| ACTIVITY |
The answer must consist of every line in the data that contains "structured".

*****

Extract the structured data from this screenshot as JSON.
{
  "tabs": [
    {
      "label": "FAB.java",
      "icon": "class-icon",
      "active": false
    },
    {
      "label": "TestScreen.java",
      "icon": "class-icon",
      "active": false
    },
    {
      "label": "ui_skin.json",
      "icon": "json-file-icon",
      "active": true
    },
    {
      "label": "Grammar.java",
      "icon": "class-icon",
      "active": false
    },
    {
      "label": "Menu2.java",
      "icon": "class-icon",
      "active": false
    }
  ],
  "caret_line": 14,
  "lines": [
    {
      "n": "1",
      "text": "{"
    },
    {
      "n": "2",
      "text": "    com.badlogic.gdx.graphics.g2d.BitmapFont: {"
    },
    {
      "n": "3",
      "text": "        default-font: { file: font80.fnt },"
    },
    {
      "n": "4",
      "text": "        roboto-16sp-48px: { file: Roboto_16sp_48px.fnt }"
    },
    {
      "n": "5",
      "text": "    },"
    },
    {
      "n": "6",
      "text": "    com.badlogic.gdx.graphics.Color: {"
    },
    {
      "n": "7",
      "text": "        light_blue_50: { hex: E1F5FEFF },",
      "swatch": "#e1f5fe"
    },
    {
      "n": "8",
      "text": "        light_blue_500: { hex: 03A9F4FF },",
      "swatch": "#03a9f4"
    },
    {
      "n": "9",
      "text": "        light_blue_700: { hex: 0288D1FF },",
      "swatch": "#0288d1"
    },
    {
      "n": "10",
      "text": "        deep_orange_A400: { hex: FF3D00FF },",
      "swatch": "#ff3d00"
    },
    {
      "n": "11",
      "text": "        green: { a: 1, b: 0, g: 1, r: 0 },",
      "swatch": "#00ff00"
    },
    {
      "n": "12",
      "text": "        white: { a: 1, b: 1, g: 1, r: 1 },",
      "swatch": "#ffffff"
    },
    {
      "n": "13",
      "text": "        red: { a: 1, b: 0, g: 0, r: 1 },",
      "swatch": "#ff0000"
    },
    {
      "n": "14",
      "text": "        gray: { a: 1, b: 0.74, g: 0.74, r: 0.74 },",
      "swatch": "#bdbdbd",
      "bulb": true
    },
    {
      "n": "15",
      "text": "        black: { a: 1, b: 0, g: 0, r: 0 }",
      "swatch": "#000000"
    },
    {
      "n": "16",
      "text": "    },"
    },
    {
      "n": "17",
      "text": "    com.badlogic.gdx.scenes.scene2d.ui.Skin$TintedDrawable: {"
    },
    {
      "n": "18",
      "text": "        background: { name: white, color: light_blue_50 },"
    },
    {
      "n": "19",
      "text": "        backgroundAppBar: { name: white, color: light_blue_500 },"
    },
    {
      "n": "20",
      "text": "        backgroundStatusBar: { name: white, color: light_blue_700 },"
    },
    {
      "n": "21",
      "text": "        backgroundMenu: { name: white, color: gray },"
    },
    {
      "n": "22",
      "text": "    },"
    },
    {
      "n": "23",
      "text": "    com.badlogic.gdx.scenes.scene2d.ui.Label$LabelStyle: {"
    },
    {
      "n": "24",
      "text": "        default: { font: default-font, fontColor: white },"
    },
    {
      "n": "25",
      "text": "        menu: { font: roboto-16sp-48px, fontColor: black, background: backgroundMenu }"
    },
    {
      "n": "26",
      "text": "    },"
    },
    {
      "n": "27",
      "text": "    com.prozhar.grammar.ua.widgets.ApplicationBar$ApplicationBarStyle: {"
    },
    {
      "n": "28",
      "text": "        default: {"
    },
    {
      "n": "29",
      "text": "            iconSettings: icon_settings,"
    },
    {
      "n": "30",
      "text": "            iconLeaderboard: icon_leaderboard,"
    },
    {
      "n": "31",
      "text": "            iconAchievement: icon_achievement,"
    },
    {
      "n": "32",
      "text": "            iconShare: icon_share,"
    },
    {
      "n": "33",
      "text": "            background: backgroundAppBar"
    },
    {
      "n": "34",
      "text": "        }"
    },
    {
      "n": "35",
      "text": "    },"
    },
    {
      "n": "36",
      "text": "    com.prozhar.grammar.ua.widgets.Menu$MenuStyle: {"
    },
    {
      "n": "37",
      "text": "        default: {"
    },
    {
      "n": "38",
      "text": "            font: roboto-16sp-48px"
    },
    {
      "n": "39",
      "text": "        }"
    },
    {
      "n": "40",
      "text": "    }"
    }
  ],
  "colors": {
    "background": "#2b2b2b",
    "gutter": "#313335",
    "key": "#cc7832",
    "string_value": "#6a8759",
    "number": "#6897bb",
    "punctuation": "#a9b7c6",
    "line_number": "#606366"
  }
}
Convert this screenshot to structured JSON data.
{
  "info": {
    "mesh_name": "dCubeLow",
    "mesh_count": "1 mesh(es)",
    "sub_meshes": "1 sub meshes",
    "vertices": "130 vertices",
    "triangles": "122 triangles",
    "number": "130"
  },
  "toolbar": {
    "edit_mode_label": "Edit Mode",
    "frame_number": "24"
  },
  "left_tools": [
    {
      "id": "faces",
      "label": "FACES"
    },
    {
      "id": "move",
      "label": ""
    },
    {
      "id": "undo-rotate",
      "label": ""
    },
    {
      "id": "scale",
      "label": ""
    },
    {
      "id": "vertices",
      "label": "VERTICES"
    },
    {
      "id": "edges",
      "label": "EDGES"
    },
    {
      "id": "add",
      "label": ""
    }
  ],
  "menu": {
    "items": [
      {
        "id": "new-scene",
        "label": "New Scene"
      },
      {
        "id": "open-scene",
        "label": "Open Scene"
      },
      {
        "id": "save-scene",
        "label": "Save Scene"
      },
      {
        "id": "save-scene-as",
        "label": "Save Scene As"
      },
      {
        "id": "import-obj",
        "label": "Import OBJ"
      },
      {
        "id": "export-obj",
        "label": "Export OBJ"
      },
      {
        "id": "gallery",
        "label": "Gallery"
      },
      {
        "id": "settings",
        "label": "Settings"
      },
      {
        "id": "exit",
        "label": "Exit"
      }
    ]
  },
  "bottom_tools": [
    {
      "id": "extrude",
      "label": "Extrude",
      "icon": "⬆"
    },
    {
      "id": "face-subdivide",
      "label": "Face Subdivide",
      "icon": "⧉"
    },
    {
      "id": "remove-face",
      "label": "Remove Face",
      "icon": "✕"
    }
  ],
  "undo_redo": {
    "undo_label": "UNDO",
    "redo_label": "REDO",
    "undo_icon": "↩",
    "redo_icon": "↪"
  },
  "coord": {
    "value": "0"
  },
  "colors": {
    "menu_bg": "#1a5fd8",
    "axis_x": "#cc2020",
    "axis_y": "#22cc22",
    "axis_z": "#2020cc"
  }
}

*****

| SOLVED EXERCISE |
Extract the structured data from this screenshot as JSON.
Convert this screenshot to structured JSON data.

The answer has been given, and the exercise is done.